Controlled Unclassified Information (CUI)

CUI History

Federal agencies routinely generate, use, store, and share information that, while not meeting the threshold for classification as national security or atomic energy information, requires some level of protection from unauthorized access and release. Protection may be required for privacy, law enforcement, or other reasons pursuant to and consistent with law, regulation, and/or Government-wide policy. Historically, each agency developed its own practices for sensitive unclassified information, resulting in a patchwork of systems across the Executive branch in which similar information might be defined and labeled differently, or where dissimilar information might share a definition and/or label, depending on the agency which originally created the information.

The Controlled Unclassified Information (CUI) program represents an unprecedented initiative to standardize practices across more than 100 separate departments and agencies; State, local, Tribal and, private sector entities; academia; and industry, to enable timely and consistent information sharing, and to increase transparency throughout the Federal government and with non-Federal stakeholders. Sharing CUI is authorized for any lawful government purpose, defined as any activity, mission, function, operation, or endeavor that the U.S. Government authorizes or recognizes within the scope of its legal authorities or the legal authorities of non-executive branch entities (such as state and local law enforcement).

In 2004, the 9/11 Commission Report recommended the horizontal sharing of intelligence information, transcending individual agencies. This recommendation was expanded by the Presidential Task Force appointed in May 2009 to include all information falling within the definition of CUI in the possession or under the control of the Executive Branch of the Federal Government. Executive Order 13556 Controlled Unclassified Information (the Order) established such a comprehensive Controlled Unclassified Information Program in November 2010. The Order designated the National Archives and Records Administration to serve as the Executive Agent (EA) to implement and oversee agency actions to ensure compliance with the Order. The Archivist of the United States established the CUI Office within NARA to fulfill the responsibilities of CUI Executive Agent and appointed the Director of the Information Security Oversight Office (ISOO) as Director of the CUI Office.

Executive Order 13556 prescribed collaborative discussion and consultation between the EA and affected agencies to develop and implement the CUI Program. This charge has guided an iterative development strategy to craft a policy that impacts more than 100 departments and agencies within the Executive branch, while balancing respective agency authority and practicability with the standardization called for in the Order. Based on this approach, the planned format of a general regulation supplemented by specific guidance issued by ISOO for discrete program elements (such as safeguarding, dissemination, decontrol, marking) was superseded by that of a regulation that consolidated both general principles and supplemental guidance into a single document.
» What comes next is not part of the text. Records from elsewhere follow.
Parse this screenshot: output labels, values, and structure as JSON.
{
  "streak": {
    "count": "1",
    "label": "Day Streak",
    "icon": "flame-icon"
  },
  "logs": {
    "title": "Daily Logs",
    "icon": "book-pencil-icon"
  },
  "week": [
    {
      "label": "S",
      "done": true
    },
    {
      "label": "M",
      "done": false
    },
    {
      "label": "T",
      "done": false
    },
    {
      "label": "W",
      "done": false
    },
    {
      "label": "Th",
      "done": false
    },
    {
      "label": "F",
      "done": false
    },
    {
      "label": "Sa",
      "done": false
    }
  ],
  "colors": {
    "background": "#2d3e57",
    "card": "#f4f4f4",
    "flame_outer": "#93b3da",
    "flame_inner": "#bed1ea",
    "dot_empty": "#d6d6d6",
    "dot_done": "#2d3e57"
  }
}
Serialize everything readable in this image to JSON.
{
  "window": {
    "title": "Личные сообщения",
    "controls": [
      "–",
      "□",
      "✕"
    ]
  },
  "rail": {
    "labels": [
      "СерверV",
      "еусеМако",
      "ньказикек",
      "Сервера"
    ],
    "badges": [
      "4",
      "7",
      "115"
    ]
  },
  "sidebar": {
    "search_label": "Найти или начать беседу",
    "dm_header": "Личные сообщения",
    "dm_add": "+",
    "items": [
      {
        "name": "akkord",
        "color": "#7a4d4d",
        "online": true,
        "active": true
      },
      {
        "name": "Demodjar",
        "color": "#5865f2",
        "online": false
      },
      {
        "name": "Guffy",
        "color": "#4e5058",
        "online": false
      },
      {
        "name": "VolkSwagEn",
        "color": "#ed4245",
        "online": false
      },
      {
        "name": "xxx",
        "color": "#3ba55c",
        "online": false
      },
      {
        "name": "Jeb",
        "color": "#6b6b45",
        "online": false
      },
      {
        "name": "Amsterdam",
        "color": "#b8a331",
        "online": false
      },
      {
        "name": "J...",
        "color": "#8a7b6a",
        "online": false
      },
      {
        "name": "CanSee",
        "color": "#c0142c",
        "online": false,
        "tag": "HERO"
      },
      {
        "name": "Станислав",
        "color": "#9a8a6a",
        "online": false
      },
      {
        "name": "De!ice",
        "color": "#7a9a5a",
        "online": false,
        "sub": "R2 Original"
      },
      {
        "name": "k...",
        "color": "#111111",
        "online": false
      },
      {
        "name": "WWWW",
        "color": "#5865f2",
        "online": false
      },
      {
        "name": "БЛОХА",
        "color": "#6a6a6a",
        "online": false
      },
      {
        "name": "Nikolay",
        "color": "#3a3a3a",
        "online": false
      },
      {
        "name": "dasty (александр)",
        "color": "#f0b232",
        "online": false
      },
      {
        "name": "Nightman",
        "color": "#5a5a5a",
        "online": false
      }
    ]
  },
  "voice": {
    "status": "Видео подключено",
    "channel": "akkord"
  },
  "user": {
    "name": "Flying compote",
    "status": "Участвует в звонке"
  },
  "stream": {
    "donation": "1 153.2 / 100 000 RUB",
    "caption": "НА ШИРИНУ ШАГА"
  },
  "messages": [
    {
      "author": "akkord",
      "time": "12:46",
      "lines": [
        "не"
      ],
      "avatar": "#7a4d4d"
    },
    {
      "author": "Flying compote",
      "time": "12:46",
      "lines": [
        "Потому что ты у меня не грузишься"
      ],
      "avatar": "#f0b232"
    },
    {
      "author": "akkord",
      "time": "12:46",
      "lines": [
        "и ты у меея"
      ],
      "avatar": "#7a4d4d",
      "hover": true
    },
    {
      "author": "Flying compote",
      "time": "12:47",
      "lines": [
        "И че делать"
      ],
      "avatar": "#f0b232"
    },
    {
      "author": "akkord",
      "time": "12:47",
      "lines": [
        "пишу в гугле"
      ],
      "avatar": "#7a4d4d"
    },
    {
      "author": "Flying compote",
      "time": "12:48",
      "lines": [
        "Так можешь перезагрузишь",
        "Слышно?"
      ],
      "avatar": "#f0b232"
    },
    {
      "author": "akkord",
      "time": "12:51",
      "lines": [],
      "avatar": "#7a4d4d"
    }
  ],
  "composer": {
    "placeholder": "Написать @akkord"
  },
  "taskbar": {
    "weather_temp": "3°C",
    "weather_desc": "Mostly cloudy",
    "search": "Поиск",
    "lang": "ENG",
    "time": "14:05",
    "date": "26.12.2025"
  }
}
On May 8, 2015, proposed rule 32 CFR Part 2002 was published in the Federal Register and entered the Office of Management and Budget (OMB)-managed Federal regulatory process. With EA support, OMB conducted additional rounds of Executive branch-wide interagency comment, public comment, National Archives and Records Administration (NARA) leadership review and additional discussions between OMB, the Executive Office of the President, the National Security Council and select stakeholders. 32 CFR Part 2002 Controlled Unclassified Information, was published as a final rule on September 14, 2016, and became effective November 14, 2016.

As elements are added to the CUI Program, associated tools and resources are developed and/or updated, including Training, Oversight, and Reporting. The status of the CUI Program is reported annually to the President, in individual reports in 2011 and 2012, and, since 2013, as part of the ISOO Annual Report.

The CUI Program will continue to evolve throughout its phased implementation as challenges are identified and addressed. EA activities will transition from initial development to general maintenance and oversight as the CUI Program is integrated into regular agency practice.